* **ENTRIES SUPPLIED**
───
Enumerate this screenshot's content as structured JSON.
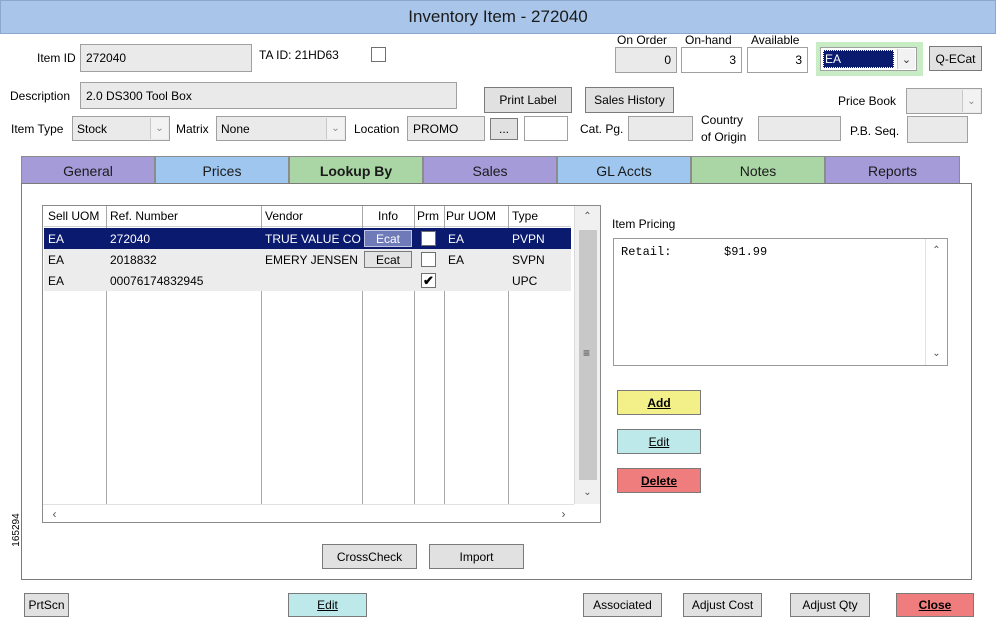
{
  "window": {
    "title": "Inventory Item - 272040"
  },
  "header": {
    "item_id_label": "Item ID",
    "item_id_value": "272040",
    "ta_id_label": "TA ID: 21HD63",
    "on_order_label": "On Order",
    "on_hand_label": "On-hand",
    "available_label": "Available",
    "on_order_value": "0",
    "on_hand_value": "3",
    "available_value": "3",
    "uom_selected": "EA",
    "qecat_label": "Q-ECat",
    "description_label": "Description",
    "description_value": "2.0 DS300 Tool Box",
    "print_label_btn": "Print Label",
    "sales_history_btn": "Sales History",
    "price_book_label": "Price Book",
    "price_book_value": "",
    "item_type_label": "Item Type",
    "item_type_value": "Stock",
    "matrix_label": "Matrix",
    "matrix_value": "None",
    "location_label": "Location",
    "location_value": "PROMO",
    "location_btn": "...",
    "location_extra": "",
    "cat_pg_label": "Cat. Pg.",
    "cat_pg_value": "",
    "country_label_1": "Country",
    "country_label_2": "of Origin",
    "country_value": "",
    "pb_seq_label": "P.B. Seq.",
    "pb_seq_value": ""
  },
  "tabs": [
    {
      "label": "General",
      "color": "#a59bd9"
    },
    {
      "label": "Prices",
      "color": "#9ec6ee"
    },
    {
      "label": "Lookup By",
      "color": "#a9d6a4"
    },
    {
      "label": "Sales",
      "color": "#a59bd9"
    },
    {
      "label": "GL Accts",
      "color": "#9ec6ee"
    },
    {
      "label": "Notes",
      "color": "#a9d6a4"
    },
    {
      "label": "Reports",
      "color": "#a59bd9"
    }
  ],
  "active_tab": "Lookup By",
  "grid": {
    "columns": [
      "Sell UOM",
      "Ref. Number",
      "Vendor",
      "Info",
      "Prm",
      "Pur UOM",
      "Type"
    ],
    "rows": [
      {
        "sell_uom": "EA",
        "ref": "272040",
        "vendor": "TRUE VALUE CO",
        "info": "Ecat",
        "prm": "",
        "pur_uom": "EA",
        "type": "PVPN"
      },
      {
        "sell_uom": "EA",
        "ref": "2018832",
        "vendor": "EMERY JENSEN",
        "info": "Ecat",
        "prm": "",
        "pur_uom": "EA",
        "type": "SVPN"
      },
      {
        "sell_uom": "EA",
        "ref": "00076174832945",
        "vendor": "",
        "info": "",
        "prm": "✔",
        "pur_uom": "",
        "type": "UPC"
      }
    ]
  },
  "side_code": "165294",
  "pricing": {
    "label": "Item Pricing",
    "retail_label": "Retail:",
    "retail_value": "$91.99"
  },
  "actions": {
    "add": "Add",
    "edit": "Edit",
    "delete": "Delete",
    "crosscheck": "CrossCheck",
    "import": "Import"
  },
  "footer": {
    "prtscn": "PrtScn",
    "edit": "Edit",
    "associated": "Associated",
    "adjust_cost": "Adjust Cost",
    "adjust_qty": "Adjust Qty",
    "close": "Close"
  },
  "colors": {
    "add_bg": "#f3f08a",
    "edit_bg": "#bde9ea",
    "delete_bg": "#ef7d7d",
    "selected_row": "#0a1a6f",
    "titlebar": "#a9c6ea"
  }
}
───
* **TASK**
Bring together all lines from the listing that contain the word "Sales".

* **EXERCISE RESPONSE**
    "sales_history_btn": "Sales History",
      "label": "Sales",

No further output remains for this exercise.